[What the task requires] If a picture appears among the records, leave it out and set down everything else exactly as it stands.

▼▼▼

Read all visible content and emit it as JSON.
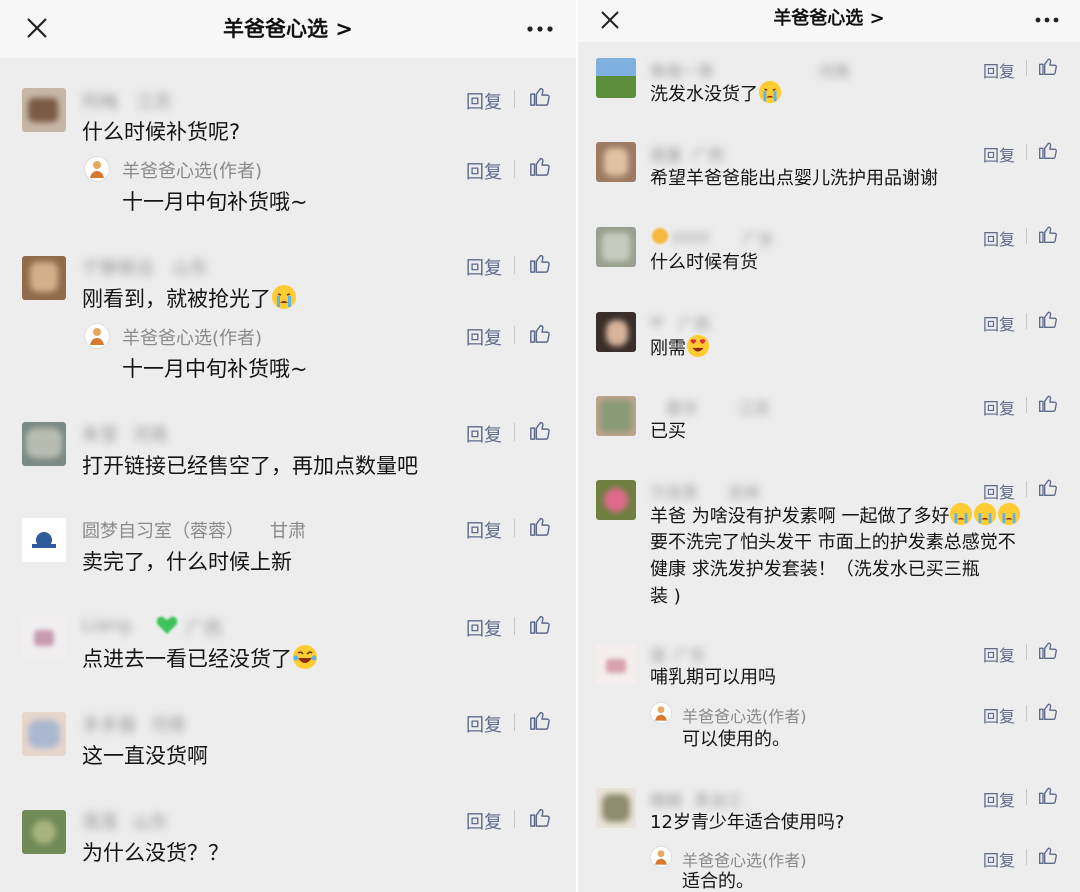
{
  "left": {
    "title": "羊爸爸心选 >",
    "comments": [
      {
        "name": "阿梅",
        "location": "江苏",
        "text": "什么时候补货呢?",
        "reply": {
          "name": "羊爸爸心选(作者)",
          "text": "十一月中旬补货哦~"
        }
      },
      {
        "name": "宁静致远",
        "location": "山东",
        "text": "刚看到，就被抢光了",
        "reply": {
          "name": "羊爸爸心选(作者)",
          "text": "十一月中旬补货哦~"
        }
      },
      {
        "name": "朱莹",
        "location": "河南",
        "text": "打开链接已经售空了，再加点数量吧"
      },
      {
        "name": "圆梦自习室（蓉蓉）",
        "location": "甘肃",
        "text": "卖完了，什么时候上新"
      },
      {
        "name": "Liang",
        "location": "广西",
        "text": "点进去一看已经没货了"
      },
      {
        "name": "多多猫",
        "location": "河南",
        "text": "这一直没货啊"
      },
      {
        "name": "莲莲",
        "location": "山东",
        "text": "为什么没货？？"
      }
    ]
  },
  "right": {
    "title": "羊爸爸心选 >",
    "comments": [
      {
        "name": "等我一等",
        "location": "河南",
        "text": "洗发水没货了"
      },
      {
        "name": "蓓蕾",
        "location": "广西",
        "text": "希望羊爸爸能出点婴儿洗护用品谢谢"
      },
      {
        "name": "yyyy",
        "location": "广东",
        "text": "什么时候有货"
      },
      {
        "name": "w",
        "location": "广西",
        "text": "刚需"
      },
      {
        "name": "蓉华",
        "location": "江苏",
        "text": "已买"
      },
      {
        "name": "万佳恩",
        "location": "吉林",
        "text_lines": [
          "羊爸 为啥没有护发素啊 一起做了多好",
          "要不洗完了怕头发干 市面上的护发素总感觉不",
          "健康 求洗发护发套装！（洗发水已买三瓶",
          "装 )"
        ]
      },
      {
        "name": "莲",
        "location": "广东",
        "text": "哺乳期可以用吗",
        "reply": {
          "name": "羊爸爸心选(作者)",
          "text": "可以使用的。"
        }
      },
      {
        "name": "楠楠",
        "location": "黑龙江",
        "text": "12岁青少年适合使用吗?",
        "reply": {
          "name": "羊爸爸心选(作者)",
          "text": "适合的。"
        }
      }
    ]
  },
  "reply_label": "回复",
  "colors": {
    "accent": "#5d6a8c",
    "background": "#ededed",
    "header": "#f7f7f7"
  },
  "icons": [
    "close-icon",
    "more-icon",
    "like-icon",
    "author-avatar-icon",
    "cry-emoji",
    "heart-eyes-emoji",
    "sunglasses-emoji",
    "laugh-cry-emoji"
  ]
}
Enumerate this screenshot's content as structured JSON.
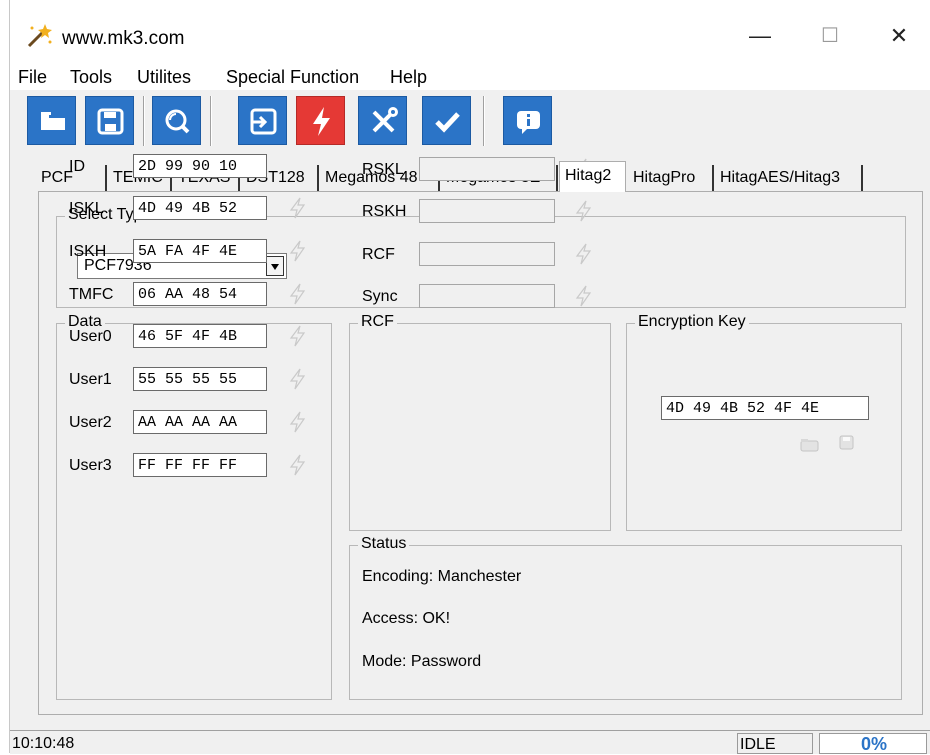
{
  "window": {
    "title": "www.mk3.com",
    "min_symbol": "—",
    "max_symbol": "☐",
    "close_symbol": "✕"
  },
  "menu": [
    "File",
    "Tools",
    "Utilites",
    "Special Function",
    "Help"
  ],
  "toolbar": [
    {
      "icon": "folder-icon"
    },
    {
      "icon": "save-icon"
    },
    {
      "icon": "search-icon"
    },
    {
      "icon": "read-icon"
    },
    {
      "icon": "bolt-icon",
      "color": "#e53935"
    },
    {
      "icon": "tools-icon"
    },
    {
      "icon": "check-icon"
    },
    {
      "icon": "info-icon"
    }
  ],
  "tabs": [
    "PCF",
    "TEMIC",
    "TEXAS",
    "DST128",
    "Megamos 48",
    "Megamos 8E",
    "Hitag2",
    "HitagPro",
    "HitagAES/Hitag3"
  ],
  "active_tab": "Hitag2",
  "select_type": {
    "title": "Select Type TP",
    "value": "PCF7936"
  },
  "data_group": {
    "title": "Data",
    "rows": [
      {
        "label": "ID",
        "value": "2D 99 90 10"
      },
      {
        "label": "ISKL",
        "value": "4D 49 4B 52"
      },
      {
        "label": "ISKH",
        "value": "5A FA 4F 4E"
      },
      {
        "label": "TMFC",
        "value": "06 AA 48 54"
      },
      {
        "label": "User0",
        "value": "46 5F 4F 4B"
      },
      {
        "label": "User1",
        "value": "55 55 55 55"
      },
      {
        "label": "User2",
        "value": "AA AA AA AA"
      },
      {
        "label": "User3",
        "value": "FF FF FF FF"
      }
    ]
  },
  "rcf_group": {
    "title": "RCF",
    "rows": [
      {
        "label": "RSKL",
        "value": ""
      },
      {
        "label": "RSKH",
        "value": ""
      },
      {
        "label": "RCF",
        "value": ""
      },
      {
        "label": "Sync",
        "value": ""
      }
    ]
  },
  "encryption_group": {
    "title": "Encryption Key",
    "value": "4D 49 4B 52 4F 4E"
  },
  "status_group": {
    "title": "Status",
    "lines": [
      "Encoding: Manchester",
      "Access: OK!",
      "Mode: Password"
    ]
  },
  "statusbar": {
    "time": "10:10:48",
    "state": "IDLE",
    "progress": "0%"
  },
  "colors": {
    "toolbar_blue": "#2b74c7",
    "toolbar_red": "#e53935",
    "progress_text": "#2b74c7"
  }
}
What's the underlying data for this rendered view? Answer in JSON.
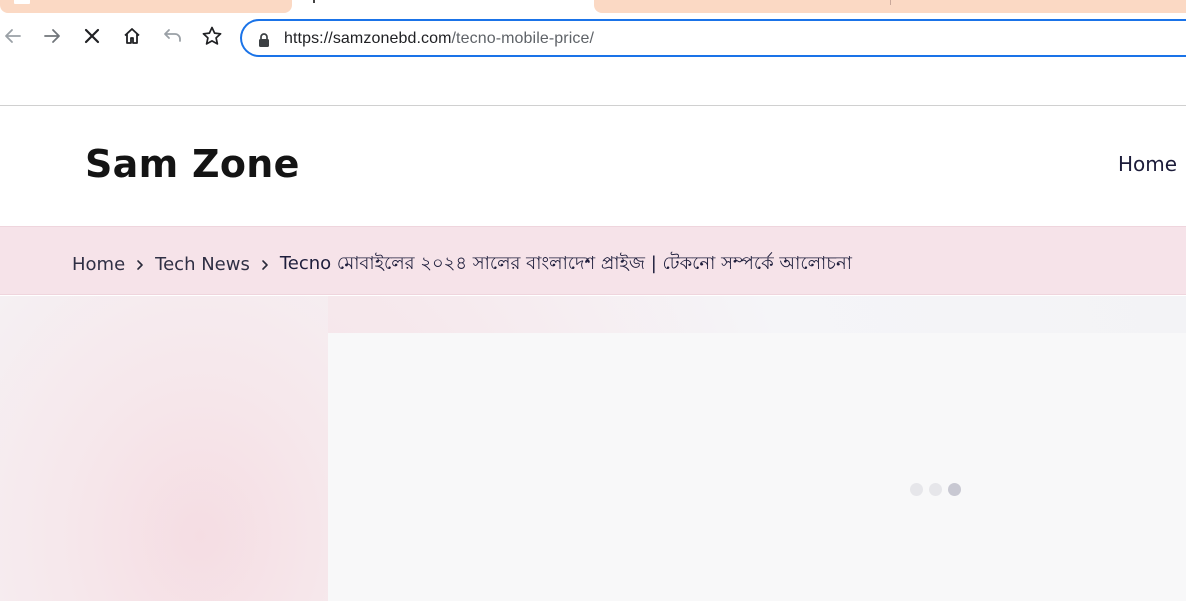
{
  "browser": {
    "url_host": "https://samzonebd.com",
    "url_path": "/tecno-mobile-price/",
    "icons": {
      "back": "arrow-left-icon",
      "forward": "arrow-right-icon",
      "stop": "close-icon",
      "home": "home-icon",
      "undo": "undo-icon",
      "bookmark": "star-icon",
      "lock": "lock-icon"
    },
    "accent_color": "#1a73e8",
    "tab_color": "#fbd9c4"
  },
  "site": {
    "logo": "Sam Zone",
    "nav": {
      "home": "Home"
    }
  },
  "breadcrumb": {
    "items": [
      {
        "label": "Home"
      },
      {
        "label": "Tech News"
      }
    ],
    "current": "Tecno মোবাইলের ২০২৪ সালের বাংলাদেশ প্রাইজ | টেকনো সম্পর্কে আলোচনা",
    "background": "#f6e3e9"
  },
  "content": {
    "loader_dots": 3,
    "loader_active_index": 2
  }
}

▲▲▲

[Output]
Read all visible content and emit it as JSON.
{
  "left": {
    "title": "羊爸爸心选 >",
    "comments": [
      {
        "name": "阿梅",
        "location": "江苏",
        "text": "什么时候补货呢?",
        "reply": {
          "name": "羊爸爸心选(作者)",
          "text": "十一月中旬补货哦~"
        }
      },
      {
        "name": "宁静致远",
        "location": "山东",
        "text": "刚看到，就被抢光了",
        "reply": {
          "name": "羊爸爸心选(作者)",
          "text": "十一月中旬补货哦~"
        }
      },
      {
        "name": "朱莹",
        "location": "河南",
        "text": "打开链接已经售空了，再加点数量吧"
      },
      {
        "name": "圆梦自习室（蓉蓉）",
        "location": "甘肃",
        "text": "卖完了，什么时候上新"
      },
      {
        "name": "Liang",
        "location": "广西",
        "text": "点进去一看已经没货了"
      },
      {
        "name": "多多猫",
        "location": "河南",
        "text": "这一直没货啊"
      },
      {
        "name": "莲莲",
        "location": "山东",
        "text": "为什么没货？？"
      }
    ]
  },
  "right": {
    "title": "羊爸爸心选 >",
    "comments": [
      {
        "name": "等我一等",
        "location": "河南",
        "text": "洗发水没货了"
      },
      {
        "name": "蓓蕾",
        "location": "广西",
        "text": "希望羊爸爸能出点婴儿洗护用品谢谢"
      },
      {
        "name": "yyyy",
        "location": "广东",
        "text": "什么时候有货"
      },
      {
        "name": "w",
        "location": "广西",
        "text": "刚需"
      },
      {
        "name": "蓉华",
        "location": "江苏",
        "text": "已买"
      },
      {
        "name": "万佳恩",
        "location": "吉林",
        "text_lines": [
          "羊爸 为啥没有护发素啊 一起做了多好",
          "要不洗完了怕头发干 市面上的护发素总感觉不",
          "健康 求洗发护发套装！（洗发水已买三瓶",
          "装 )"
        ]
      },
      {
        "name": "莲",
        "location": "广东",
        "text": "哺乳期可以用吗",
        "reply": {
          "name": "羊爸爸心选(作者)",
          "text": "可以使用的。"
        }
      },
      {
        "name": "楠楠",
        "location": "黑龙江",
        "text": "12岁青少年适合使用吗?",
        "reply": {
          "name": "羊爸爸心选(作者)",
          "text": "适合的。"
        }
      }
    ]
  },
  "reply_label": "回复",
  "colors": {
    "accent": "#5d6a8c",
    "background": "#ededed",
    "header": "#f7f7f7"
  },
  "icons": [
    "close-icon",
    "more-icon",
    "like-icon",
    "author-avatar-icon",
    "cry-emoji",
    "heart-eyes-emoji",
    "sunglasses-emoji",
    "laugh-cry-emoji"
  ]
}
Enumerate this screenshot's content as structured JSON.
{
  "window": {
    "title": "www.mk3.com",
    "min_symbol": "—",
    "max_symbol": "☐",
    "close_symbol": "✕"
  },
  "menu": [
    "File",
    "Tools",
    "Utilites",
    "Special Function",
    "Help"
  ],
  "toolbar": [
    {
      "icon": "folder-icon"
    },
    {
      "icon": "save-icon"
    },
    {
      "icon": "search-icon"
    },
    {
      "icon": "read-icon"
    },
    {
      "icon": "bolt-icon",
      "color": "#e53935"
    },
    {
      "icon": "tools-icon"
    },
    {
      "icon": "check-icon"
    },
    {
      "icon": "info-icon"
    }
  ],
  "tabs": [
    "PCF",
    "TEMIC",
    "TEXAS",
    "DST128",
    "Megamos 48",
    "Megamos 8E",
    "Hitag2",
    "HitagPro",
    "HitagAES/Hitag3"
  ],
  "active_tab": "Hitag2",
  "select_type": {
    "title": "Select Type TP",
    "value": "PCF7936"
  },
  "data_group": {
    "title": "Data",
    "rows": [
      {
        "label": "ID",
        "value": "2D 99 90 10"
      },
      {
        "label": "ISKL",
        "value": "4D 49 4B 52"
      },
      {
        "label": "ISKH",
        "value": "5A FA 4F 4E"
      },
      {
        "label": "TMFC",
        "value": "06 AA 48 54"
      },
      {
        "label": "User0",
        "value": "46 5F 4F 4B"
      },
      {
        "label": "User1",
        "value": "55 55 55 55"
      },
      {
        "label": "User2",
        "value": "AA AA AA AA"
      },
      {
        "label": "User3",
        "value": "FF FF FF FF"
      }
    ]
  },
  "rcf_group": {
    "title": "RCF",
    "rows": [
      {
        "label": "RSKL",
        "value": ""
      },
      {
        "label": "RSKH",
        "value": ""
      },
      {
        "label": "RCF",
        "value": ""
      },
      {
        "label": "Sync",
        "value": ""
      }
    ]
  },
  "encryption_group": {
    "title": "Encryption Key",
    "value": "4D 49 4B 52 4F 4E"
  },
  "status_group": {
    "title": "Status",
    "lines": [
      "Encoding: Manchester",
      "Access: OK!",
      "Mode: Password"
    ]
  },
  "statusbar": {
    "time": "10:10:48",
    "state": "IDLE",
    "progress": "0%"
  },
  "colors": {
    "toolbar_blue": "#2b74c7",
    "toolbar_red": "#e53935",
    "progress_text": "#2b74c7"
  }
}
What's the underlying data for this rendered view? Answer in JSON.
{
  "browser": {
    "url_host": "https://samzonebd.com",
    "url_path": "/tecno-mobile-price/",
    "icons": {
      "back": "arrow-left-icon",
      "forward": "arrow-right-icon",
      "stop": "close-icon",
      "home": "home-icon",
      "undo": "undo-icon",
      "bookmark": "star-icon",
      "lock": "lock-icon"
    },
    "accent_color": "#1a73e8",
    "tab_color": "#fbd9c4"
  },
  "site": {
    "logo": "Sam Zone",
    "nav": {
      "home": "Home"
    }
  },
  "breadcrumb": {
    "items": [
      {
        "label": "Home"
      },
      {
        "label": "Tech News"
      }
    ],
    "current": "Tecno মোবাইলের ২০২৪ সালের বাংলাদেশ প্রাইজ | টেকনো সম্পর্কে আলোচনা",
    "background": "#f6e3e9"
  },
  "content": {
    "loader_dots": 3,
    "loader_active_index": 2
  }
}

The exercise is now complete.